European officials are pushing an idea that will encourage autocrats everywhere to demand greater censorship on the Internet. They want companies like Google and Microsoft to abide by the European Union’s recently recognized legal principle of a “right to be forgotten” not just in the 28 countries of the union but everywhere.
In May, the European Court of Justice ruled that individuals could ask Internet search sites to remove links to web pages that contained “inadequate, irrelevant or no longer relevant” information about them in the results page for searches of their names. Google, which is the dominant search engine in Europe, has removed more than 250,000 links since that ruling.
But the company says it only removes links from results displayed on its websites for European countries like Google.fr in France or Google.de in Germany but not from results on its non-European sites, including Google.com, the primary site in the United States. European policy makers say this approach fails to protect the “right to be forgotten” because it is easy for people to search on Google.com or using virtual private networks to find links that are not displayed in their countries.
As a result, European regulators and judges are demanding that Google and other companies remove links covered by the right-to-be-forgotten principle from all results pages in all countries and regardless of where the search takes place. This would allow Europeans to decide what information citizens of every other nation can access. Google has, so far, refused to comply with these demands, but it may find it harder to resist once European officials enshrine the right to be forgotten into law, which officials are negotiating now.

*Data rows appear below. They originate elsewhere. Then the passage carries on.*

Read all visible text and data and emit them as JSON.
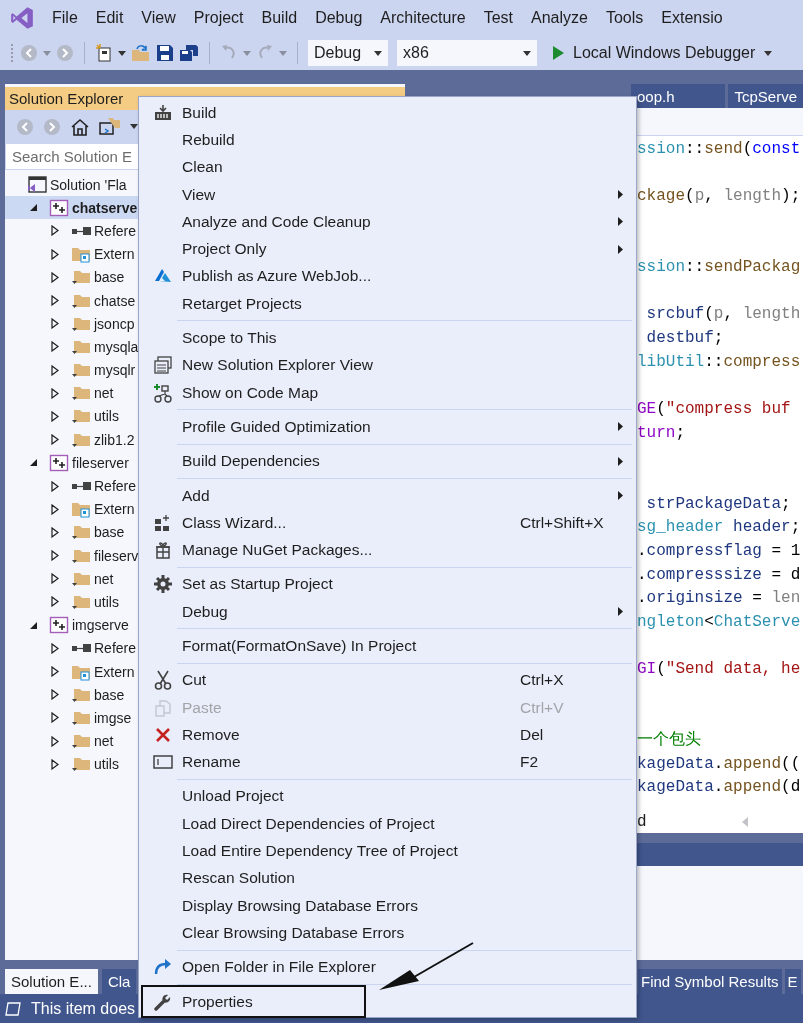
{
  "menu_bar": {
    "items": [
      "File",
      "Edit",
      "View",
      "Project",
      "Build",
      "Debug",
      "Architecture",
      "Test",
      "Analyze",
      "Tools",
      "Extensio"
    ]
  },
  "toolbar": {
    "configuration": "Debug",
    "platform": "x86",
    "run_label": "Local Windows Debugger"
  },
  "solution_explorer": {
    "title": "Solution Explorer",
    "search": {
      "placeholder": "Search Solution E"
    },
    "tree": [
      {
        "label": "Solution 'Fla",
        "kind": "solution",
        "selected": false,
        "children": [
          {
            "label": "chatserve",
            "kind": "project",
            "selected": true,
            "expanded": true,
            "children": [
              {
                "label": "Refere",
                "kind": "references",
                "selected": false,
                "expanded": false
              },
              {
                "label": "Extern",
                "kind": "external",
                "selected": false,
                "expanded": false
              },
              {
                "label": "base",
                "kind": "folder",
                "selected": false,
                "expanded": false
              },
              {
                "label": "chatse",
                "kind": "folder",
                "selected": false,
                "expanded": false
              },
              {
                "label": "jsoncp",
                "kind": "folder",
                "selected": false,
                "expanded": false
              },
              {
                "label": "mysqla",
                "kind": "folder",
                "selected": false,
                "expanded": false
              },
              {
                "label": "mysqlr",
                "kind": "folder",
                "selected": false,
                "expanded": false
              },
              {
                "label": "net",
                "kind": "folder",
                "selected": false,
                "expanded": false
              },
              {
                "label": "utils",
                "kind": "folder",
                "selected": false,
                "expanded": false
              },
              {
                "label": "zlib1.2",
                "kind": "folder",
                "selected": false,
                "expanded": false
              }
            ]
          },
          {
            "label": "fileserver",
            "kind": "project",
            "selected": false,
            "expanded": true,
            "children": [
              {
                "label": "Refere",
                "kind": "references",
                "selected": false,
                "expanded": false
              },
              {
                "label": "Extern",
                "kind": "external",
                "selected": false,
                "expanded": false
              },
              {
                "label": "base",
                "kind": "folder",
                "selected": false,
                "expanded": false
              },
              {
                "label": "fileserv",
                "kind": "folder",
                "selected": false,
                "expanded": false
              },
              {
                "label": "net",
                "kind": "folder",
                "selected": false,
                "expanded": false
              },
              {
                "label": "utils",
                "kind": "folder",
                "selected": false,
                "expanded": false
              }
            ]
          },
          {
            "label": "imgserve",
            "kind": "project",
            "selected": false,
            "expanded": true,
            "children": [
              {
                "label": "Refere",
                "kind": "references",
                "selected": false,
                "expanded": false
              },
              {
                "label": "Extern",
                "kind": "external",
                "selected": false,
                "expanded": false
              },
              {
                "label": "base",
                "kind": "folder",
                "selected": false,
                "expanded": false
              },
              {
                "label": "imgse",
                "kind": "folder",
                "selected": false,
                "expanded": false
              },
              {
                "label": "net",
                "kind": "folder",
                "selected": false,
                "expanded": false
              },
              {
                "label": "utils",
                "kind": "folder",
                "selected": false,
                "expanded": false
              }
            ]
          }
        ]
      }
    ],
    "bottom_tabs": [
      {
        "label": "Solution E...",
        "selected": true
      },
      {
        "label": "Cla",
        "selected": false
      }
    ]
  },
  "editor": {
    "tabs": [
      {
        "label": "oop.h",
        "selected": false
      },
      {
        "label": "TcpServe",
        "selected": false
      }
    ],
    "lines": [
      {
        "kind": "code",
        "segments": [
          {
            "kind": "type",
            "text": "ssion"
          },
          {
            "kind": "plain",
            "text": "::"
          },
          {
            "kind": "func",
            "text": "send"
          },
          {
            "kind": "plain",
            "text": "("
          },
          {
            "kind": "kw",
            "text": "const"
          }
        ]
      },
      {
        "kind": "blank"
      },
      {
        "kind": "code",
        "segments": [
          {
            "kind": "func",
            "text": "ckage"
          },
          {
            "kind": "plain",
            "text": "("
          },
          {
            "kind": "param",
            "text": "p"
          },
          {
            "kind": "plain",
            "text": ", "
          },
          {
            "kind": "param",
            "text": "length"
          },
          {
            "kind": "plain",
            "text": ");"
          }
        ]
      },
      {
        "kind": "blank"
      },
      {
        "kind": "blank"
      },
      {
        "kind": "code",
        "segments": [
          {
            "kind": "type",
            "text": "ssion"
          },
          {
            "kind": "plain",
            "text": "::"
          },
          {
            "kind": "func",
            "text": "sendPackag"
          }
        ]
      },
      {
        "kind": "blank"
      },
      {
        "kind": "code",
        "segments": [
          {
            "kind": "var",
            "text": " srcbuf"
          },
          {
            "kind": "plain",
            "text": "("
          },
          {
            "kind": "param",
            "text": "p"
          },
          {
            "kind": "plain",
            "text": ", "
          },
          {
            "kind": "param",
            "text": "length"
          }
        ]
      },
      {
        "kind": "code",
        "segments": [
          {
            "kind": "var",
            "text": " destbuf"
          },
          {
            "kind": "plain",
            "text": ";"
          }
        ]
      },
      {
        "kind": "code",
        "segments": [
          {
            "kind": "type",
            "text": "libUtil"
          },
          {
            "kind": "plain",
            "text": "::"
          },
          {
            "kind": "func",
            "text": "compress"
          }
        ]
      },
      {
        "kind": "blank"
      },
      {
        "kind": "code",
        "segments": [
          {
            "kind": "macro",
            "text": "GE"
          },
          {
            "kind": "plain",
            "text": "("
          },
          {
            "kind": "str",
            "text": "\"compress buf "
          }
        ]
      },
      {
        "kind": "code",
        "segments": [
          {
            "kind": "macro",
            "text": "turn"
          },
          {
            "kind": "plain",
            "text": ";"
          }
        ]
      },
      {
        "kind": "blank"
      },
      {
        "kind": "blank"
      },
      {
        "kind": "code",
        "segments": [
          {
            "kind": "var",
            "text": " strPackageData"
          },
          {
            "kind": "plain",
            "text": ";"
          }
        ]
      },
      {
        "kind": "code",
        "segments": [
          {
            "kind": "type",
            "text": "sg_header"
          },
          {
            "kind": "var",
            "text": " header"
          },
          {
            "kind": "plain",
            "text": ";"
          }
        ]
      },
      {
        "kind": "code",
        "segments": [
          {
            "kind": "plain",
            "text": "."
          },
          {
            "kind": "var",
            "text": "compressflag"
          },
          {
            "kind": "plain",
            "text": " = 1"
          }
        ]
      },
      {
        "kind": "code",
        "segments": [
          {
            "kind": "plain",
            "text": "."
          },
          {
            "kind": "var",
            "text": "compresssize"
          },
          {
            "kind": "plain",
            "text": " = d"
          }
        ]
      },
      {
        "kind": "code",
        "segments": [
          {
            "kind": "plain",
            "text": "."
          },
          {
            "kind": "var",
            "text": "originsize"
          },
          {
            "kind": "plain",
            "text": " = "
          },
          {
            "kind": "param",
            "text": "len"
          }
        ]
      },
      {
        "kind": "code",
        "segments": [
          {
            "kind": "type",
            "text": "ngleton"
          },
          {
            "kind": "plain",
            "text": "<"
          },
          {
            "kind": "type",
            "text": "ChatServe"
          }
        ]
      },
      {
        "kind": "blank"
      },
      {
        "kind": "code",
        "segments": [
          {
            "kind": "macro",
            "text": "GI"
          },
          {
            "kind": "plain",
            "text": "("
          },
          {
            "kind": "str",
            "text": "\"Send data, he"
          }
        ]
      },
      {
        "kind": "blank"
      },
      {
        "kind": "blank"
      },
      {
        "kind": "code",
        "segments": [
          {
            "kind": "comment",
            "text": "一个包头"
          }
        ]
      },
      {
        "kind": "code",
        "segments": [
          {
            "kind": "var",
            "text": "kageData"
          },
          {
            "kind": "plain",
            "text": "."
          },
          {
            "kind": "func",
            "text": "append"
          },
          {
            "kind": "plain",
            "text": "(("
          }
        ]
      },
      {
        "kind": "code",
        "segments": [
          {
            "kind": "var",
            "text": "kageData"
          },
          {
            "kind": "plain",
            "text": "."
          },
          {
            "kind": "func",
            "text": "append"
          },
          {
            "kind": "plain",
            "text": "(d"
          }
        ]
      }
    ],
    "scroll_row_text": "d",
    "bottom_tabs": [
      {
        "label": "Find Symbol Results",
        "selected": false
      },
      {
        "label": "E",
        "selected": false
      }
    ]
  },
  "context_menu": {
    "groups": [
      [
        {
          "label": "Build",
          "submenu": false,
          "disabled": false,
          "annotated": false
        },
        {
          "label": "Rebuild",
          "submenu": false,
          "disabled": false,
          "annotated": false
        },
        {
          "label": "Clean",
          "submenu": false,
          "disabled": false,
          "annotated": false
        },
        {
          "label": "View",
          "submenu": true,
          "disabled": false,
          "annotated": false
        },
        {
          "label": "Analyze and Code Cleanup",
          "submenu": true,
          "disabled": false,
          "annotated": false
        },
        {
          "label": "Project Only",
          "submenu": true,
          "disabled": false,
          "annotated": false
        },
        {
          "label": "Publish as Azure WebJob...",
          "submenu": false,
          "disabled": false,
          "annotated": false
        },
        {
          "label": "Retarget Projects",
          "submenu": false,
          "disabled": false,
          "annotated": false
        }
      ],
      [
        {
          "label": "Scope to This",
          "submenu": false,
          "disabled": false,
          "annotated": false
        },
        {
          "label": "New Solution Explorer View",
          "submenu": false,
          "disabled": false,
          "annotated": false
        },
        {
          "label": "Show on Code Map",
          "submenu": false,
          "disabled": false,
          "annotated": false
        }
      ],
      [
        {
          "label": "Profile Guided Optimization",
          "submenu": true,
          "disabled": false,
          "annotated": false
        }
      ],
      [
        {
          "label": "Build Dependencies",
          "submenu": true,
          "disabled": false,
          "annotated": false
        }
      ],
      [
        {
          "label": "Add",
          "submenu": true,
          "disabled": false,
          "annotated": false
        },
        {
          "label": "Class Wizard...",
          "shortcut": "Ctrl+Shift+X",
          "submenu": false,
          "disabled": false,
          "annotated": false
        },
        {
          "label": "Manage NuGet Packages...",
          "submenu": false,
          "disabled": false,
          "annotated": false
        }
      ],
      [
        {
          "label": "Set as Startup Project",
          "submenu": false,
          "disabled": false,
          "annotated": false
        },
        {
          "label": "Debug",
          "submenu": true,
          "disabled": false,
          "annotated": false
        }
      ],
      [
        {
          "label": "Format(FormatOnSave) In Project",
          "submenu": false,
          "disabled": false,
          "annotated": false
        }
      ],
      [
        {
          "label": "Cut",
          "shortcut": "Ctrl+X",
          "submenu": false,
          "disabled": false,
          "annotated": false
        },
        {
          "label": "Paste",
          "shortcut": "Ctrl+V",
          "submenu": false,
          "disabled": true,
          "annotated": false
        },
        {
          "label": "Remove",
          "shortcut": "Del",
          "submenu": false,
          "disabled": false,
          "annotated": false
        },
        {
          "label": "Rename",
          "shortcut": "F2",
          "submenu": false,
          "disabled": false,
          "annotated": false
        }
      ],
      [
        {
          "label": "Unload Project",
          "submenu": false,
          "disabled": false,
          "annotated": false
        },
        {
          "label": "Load Direct Dependencies of Project",
          "submenu": false,
          "disabled": false,
          "annotated": false
        },
        {
          "label": "Load Entire Dependency Tree of Project",
          "submenu": false,
          "disabled": false,
          "annotated": false
        },
        {
          "label": "Rescan Solution",
          "submenu": false,
          "disabled": false,
          "annotated": false
        },
        {
          "label": "Display Browsing Database Errors",
          "submenu": false,
          "disabled": false,
          "annotated": false
        },
        {
          "label": "Clear Browsing Database Errors",
          "submenu": false,
          "disabled": false,
          "annotated": false
        }
      ],
      [
        {
          "label": "Open Folder in File Explorer",
          "submenu": false,
          "disabled": false,
          "annotated": false
        }
      ],
      [
        {
          "label": "Properties",
          "submenu": false,
          "disabled": false,
          "annotated": true
        }
      ]
    ]
  },
  "status_bar": {
    "message": "This item does"
  }
}
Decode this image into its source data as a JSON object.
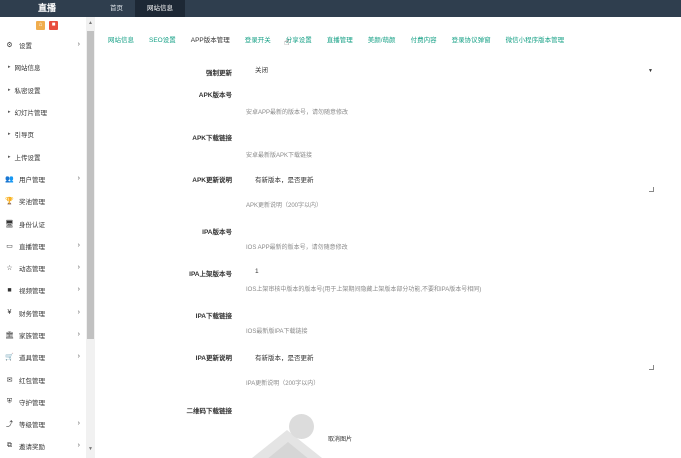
{
  "header": {
    "logo": "直播",
    "nav": [
      {
        "label": "首页",
        "active": false
      },
      {
        "label": "网站信息",
        "active": true
      }
    ]
  },
  "sidebar": {
    "tools": [
      "⌂",
      "■"
    ],
    "items": [
      {
        "label": "设置",
        "icon": "gears-icon",
        "glyph": "⚙",
        "arrow": true,
        "sub": false
      },
      {
        "label": "网站信息",
        "sub": true
      },
      {
        "label": "私密设置",
        "sub": true
      },
      {
        "label": "幻灯片管理",
        "sub": true
      },
      {
        "label": "引导页",
        "sub": true
      },
      {
        "label": "上传设置",
        "sub": true
      },
      {
        "label": "用户管理",
        "icon": "users-icon",
        "glyph": "👥",
        "arrow": true,
        "sub": false
      },
      {
        "label": "奖池管理",
        "icon": "trophy-icon",
        "glyph": "🏆",
        "arrow": false,
        "sub": false
      },
      {
        "label": "身份认证",
        "icon": "desktop-icon",
        "glyph": "🖥",
        "arrow": false,
        "sub": false
      },
      {
        "label": "直播管理",
        "icon": "monitor-icon",
        "glyph": "▭",
        "arrow": true,
        "sub": false
      },
      {
        "label": "动态管理",
        "icon": "star-icon",
        "glyph": "☆",
        "arrow": true,
        "sub": false
      },
      {
        "label": "视频管理",
        "icon": "video-icon",
        "glyph": "■",
        "arrow": true,
        "sub": false
      },
      {
        "label": "财务管理",
        "icon": "yen-icon",
        "glyph": "¥",
        "arrow": true,
        "sub": false
      },
      {
        "label": "家族管理",
        "icon": "bank-icon",
        "glyph": "🏛",
        "arrow": true,
        "sub": false
      },
      {
        "label": "道具管理",
        "icon": "cart-icon",
        "glyph": "🛒",
        "arrow": true,
        "sub": false
      },
      {
        "label": "红包管理",
        "icon": "envelope-icon",
        "glyph": "✉",
        "arrow": false,
        "sub": false
      },
      {
        "label": "守护管理",
        "icon": "shield-icon",
        "glyph": "⛨",
        "arrow": false,
        "sub": false
      },
      {
        "label": "等级管理",
        "icon": "level-icon",
        "glyph": "⤴",
        "arrow": true,
        "sub": false
      },
      {
        "label": "邀请奖励",
        "icon": "sitemap-icon",
        "glyph": "⧉",
        "arrow": true,
        "sub": false
      }
    ]
  },
  "tabs": [
    {
      "label": "网站信息",
      "active": false
    },
    {
      "label": "SEO设置",
      "active": false
    },
    {
      "label": "APP版本管理",
      "active": true
    },
    {
      "label": "登录开关",
      "active": false
    },
    {
      "label": "分享设置",
      "active": false
    },
    {
      "label": "直播管理",
      "active": false
    },
    {
      "label": "美颜/萌颜",
      "active": false
    },
    {
      "label": "付费内容",
      "active": false
    },
    {
      "label": "登录协议弹窗",
      "active": false
    },
    {
      "label": "微信小程序版本管理",
      "active": false
    }
  ],
  "form": {
    "force_update": {
      "label": "强制更新",
      "value": "关闭"
    },
    "apk_version": {
      "label": "APK版本号",
      "hint": "安卓APP最新的版本号，请勿随意修改"
    },
    "apk_link": {
      "label": "APK下载链接",
      "hint": "安卓最新版APK下载链接"
    },
    "apk_desc": {
      "label": "APK更新说明",
      "value": "有新版本，是否更新",
      "hint": "APK更新说明（200字以内）"
    },
    "ipa_version": {
      "label": "IPA版本号",
      "hint": "IOS APP最新的版本号，请勿随意修改"
    },
    "ipa_shelf_version": {
      "label": "IPA上架版本号",
      "value": "1",
      "hint": "IOS上架审核中版本的版本号(用于上架期间隐藏上架版本部分功能,不要和IPA版本号相同)"
    },
    "ipa_link": {
      "label": "IPA下载链接",
      "hint": "IOS最新版IPA下载链接"
    },
    "ipa_desc": {
      "label": "IPA更新说明",
      "value": "有新版本，是否更新",
      "hint": "IPA更新说明（200字以内）"
    },
    "qrcode": {
      "label": "二维码下载链接",
      "cancel": "取消图片"
    }
  }
}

The European position is deeply troubling because it could lead to censorship by public officials who want to whitewash the past. It also sets a terrible example for officials in other countries who might also want to demand that Internet companies remove links they don’t like. For example, the military government of Thailand could decide that it wants Facebook and Twitter to remove content that runs afoul of that country’s strict lèse-majesté law everywhere in the world. Autocratic leaders like Vladimir Putin of Russia and Recep Tayyip Erdogan of Turkey might feel emboldened to try to silence critics not just in their own countries but elsewhere by levying fines on Internet businesses or blocking their websites entirely.
European officials argue that it is unfair to liken the right to be forgotten to attempts to muzzle free speech in other countries. After all, the European Union is trying to protect the privacy of individuals, not squelch public debate. But if European regulators get their way, Internet companies would be left in the awkward position of determining when government requests to censor information universally are legitimate and when it is not. No business should have that power.
Note EU-Digest: The usually quite accurate NY Times in this editorial is completely off track and is comparing apples and pears. As the EU stated: the right to be forgotten is not an attempt to muzzle free speech in other countries. After all, the European Union is trying to protect the privacy of individuals, not squelch public debate. What it attempts to doin this case is to stop Social Media and other corporate entities to sell, circulate, or distribute, personal information of private EU citizens to third parties,without their prior consent.
Read more: Europe’s Expanding ‘Right to Be Forgotten’ - NYTimes.com